Minimal sarin exposure may cause heart problems

Scientists have determined that minimal exposure to the chemical warfare agent sarin could lead to heart dysfunction, which may have ramifications for Gulf War veterans.

To determine the long-term cardiac effects of sarin, researchers exposed mice to low doses of the agent and then studied their heart functions for a 10 week period. At no point were the mice given enough sarin to produce visible symptoms, according to

"The two-month period was used to simulate the late onset effect of sarin/nerve agents in Gulf War veterans," Mariana Morris, director of the research program, told "There are suggestions that Gulf War illness, in which symptoms are long-lasting, may be related to exposure to low-dose chemical warfare agents."

Ten weeks after being exposed to sarin, the mice suffered from several heart problems, including left-ventricular dilation, which causes the left heart valve to become enlarged. The mice also developed ventricular depolarization, an electrical conductivity problem that could easily lead to anomalies in heart rhythm.

Researchers also found a reduction in heart contractility, which measures the extent of ventricular contractions. Low contractility can mean an inadequate amount of blood is being pumped through the heart.

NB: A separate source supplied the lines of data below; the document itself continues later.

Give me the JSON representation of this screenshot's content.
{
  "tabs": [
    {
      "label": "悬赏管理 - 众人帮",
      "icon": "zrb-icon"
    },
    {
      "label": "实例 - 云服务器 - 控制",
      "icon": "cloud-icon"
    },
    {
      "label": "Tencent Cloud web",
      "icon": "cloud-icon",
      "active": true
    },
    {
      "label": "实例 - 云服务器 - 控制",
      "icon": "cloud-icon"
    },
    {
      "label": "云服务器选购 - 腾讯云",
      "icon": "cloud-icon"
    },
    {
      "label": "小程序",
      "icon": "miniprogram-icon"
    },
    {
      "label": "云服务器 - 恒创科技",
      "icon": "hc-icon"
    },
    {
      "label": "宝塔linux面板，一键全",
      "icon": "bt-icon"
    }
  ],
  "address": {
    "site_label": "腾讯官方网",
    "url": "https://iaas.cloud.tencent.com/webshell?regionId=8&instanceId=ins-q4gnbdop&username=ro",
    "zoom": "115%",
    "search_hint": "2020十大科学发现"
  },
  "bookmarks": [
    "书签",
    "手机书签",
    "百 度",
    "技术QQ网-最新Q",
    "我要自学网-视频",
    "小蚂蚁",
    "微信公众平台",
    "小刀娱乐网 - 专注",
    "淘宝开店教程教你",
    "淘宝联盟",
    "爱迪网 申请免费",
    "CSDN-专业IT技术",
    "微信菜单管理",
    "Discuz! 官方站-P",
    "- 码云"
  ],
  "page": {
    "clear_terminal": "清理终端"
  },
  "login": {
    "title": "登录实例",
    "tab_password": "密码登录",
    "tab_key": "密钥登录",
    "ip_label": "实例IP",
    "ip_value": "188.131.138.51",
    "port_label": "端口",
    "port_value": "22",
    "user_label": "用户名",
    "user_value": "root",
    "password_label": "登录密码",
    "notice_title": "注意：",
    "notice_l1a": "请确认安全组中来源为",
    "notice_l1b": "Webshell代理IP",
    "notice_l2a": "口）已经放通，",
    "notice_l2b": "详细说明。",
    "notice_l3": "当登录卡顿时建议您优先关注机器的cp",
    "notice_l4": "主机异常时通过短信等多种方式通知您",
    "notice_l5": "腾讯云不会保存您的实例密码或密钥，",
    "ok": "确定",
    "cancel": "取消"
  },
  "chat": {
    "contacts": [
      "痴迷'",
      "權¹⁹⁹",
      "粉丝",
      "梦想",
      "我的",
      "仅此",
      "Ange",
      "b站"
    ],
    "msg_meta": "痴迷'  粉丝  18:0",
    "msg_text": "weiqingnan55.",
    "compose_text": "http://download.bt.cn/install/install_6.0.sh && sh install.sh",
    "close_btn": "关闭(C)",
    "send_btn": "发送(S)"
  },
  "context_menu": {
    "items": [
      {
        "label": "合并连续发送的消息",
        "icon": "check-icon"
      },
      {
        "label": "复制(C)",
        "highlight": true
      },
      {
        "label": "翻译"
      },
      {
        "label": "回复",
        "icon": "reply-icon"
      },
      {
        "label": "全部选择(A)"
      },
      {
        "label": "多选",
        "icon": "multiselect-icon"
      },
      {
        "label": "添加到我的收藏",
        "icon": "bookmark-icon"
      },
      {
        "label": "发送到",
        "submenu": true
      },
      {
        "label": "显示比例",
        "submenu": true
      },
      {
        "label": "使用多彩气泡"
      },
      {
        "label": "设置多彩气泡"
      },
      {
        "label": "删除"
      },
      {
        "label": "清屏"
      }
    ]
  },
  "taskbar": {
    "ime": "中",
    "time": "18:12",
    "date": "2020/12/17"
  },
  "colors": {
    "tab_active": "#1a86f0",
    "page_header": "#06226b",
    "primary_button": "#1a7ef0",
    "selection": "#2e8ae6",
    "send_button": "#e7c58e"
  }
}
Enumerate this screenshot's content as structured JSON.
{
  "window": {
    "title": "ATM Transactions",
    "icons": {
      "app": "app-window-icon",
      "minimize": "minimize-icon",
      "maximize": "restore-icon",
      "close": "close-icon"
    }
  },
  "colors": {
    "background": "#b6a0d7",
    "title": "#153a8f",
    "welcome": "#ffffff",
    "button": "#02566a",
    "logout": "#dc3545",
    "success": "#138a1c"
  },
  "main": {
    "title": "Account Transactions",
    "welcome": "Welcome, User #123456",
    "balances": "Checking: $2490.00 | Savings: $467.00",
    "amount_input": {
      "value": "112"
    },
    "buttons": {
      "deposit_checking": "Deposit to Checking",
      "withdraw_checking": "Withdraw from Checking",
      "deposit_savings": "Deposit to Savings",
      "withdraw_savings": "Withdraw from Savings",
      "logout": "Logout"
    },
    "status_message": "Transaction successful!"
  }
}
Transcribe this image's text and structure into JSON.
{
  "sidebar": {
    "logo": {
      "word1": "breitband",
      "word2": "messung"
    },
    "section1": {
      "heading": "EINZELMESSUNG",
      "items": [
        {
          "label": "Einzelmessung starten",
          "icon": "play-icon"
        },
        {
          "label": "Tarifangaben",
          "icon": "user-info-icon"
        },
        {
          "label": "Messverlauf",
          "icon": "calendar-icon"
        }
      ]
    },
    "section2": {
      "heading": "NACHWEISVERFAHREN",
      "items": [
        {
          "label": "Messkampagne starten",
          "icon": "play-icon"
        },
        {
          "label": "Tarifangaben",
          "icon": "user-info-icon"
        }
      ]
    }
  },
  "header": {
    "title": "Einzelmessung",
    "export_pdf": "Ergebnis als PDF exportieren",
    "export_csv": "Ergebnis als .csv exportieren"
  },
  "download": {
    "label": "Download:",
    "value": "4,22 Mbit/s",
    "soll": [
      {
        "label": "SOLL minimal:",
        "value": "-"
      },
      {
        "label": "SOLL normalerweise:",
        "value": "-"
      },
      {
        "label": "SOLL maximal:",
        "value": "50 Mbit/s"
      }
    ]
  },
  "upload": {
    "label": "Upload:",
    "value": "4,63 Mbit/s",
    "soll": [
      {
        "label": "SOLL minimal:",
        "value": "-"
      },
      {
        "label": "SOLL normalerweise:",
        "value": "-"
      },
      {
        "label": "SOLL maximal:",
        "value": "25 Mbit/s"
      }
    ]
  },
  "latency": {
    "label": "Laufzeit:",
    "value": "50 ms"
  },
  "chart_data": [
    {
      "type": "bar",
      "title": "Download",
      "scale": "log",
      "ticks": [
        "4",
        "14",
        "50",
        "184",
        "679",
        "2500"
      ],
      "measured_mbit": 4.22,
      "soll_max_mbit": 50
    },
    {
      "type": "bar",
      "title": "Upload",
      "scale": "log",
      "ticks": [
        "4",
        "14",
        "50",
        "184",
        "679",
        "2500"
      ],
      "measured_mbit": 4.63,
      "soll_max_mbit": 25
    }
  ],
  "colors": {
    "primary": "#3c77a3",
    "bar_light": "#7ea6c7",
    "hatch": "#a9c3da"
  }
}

"These results have implications for the military in times of conflict and for civilian populations in cases of environmental or occupational exposure," Morris said, reports.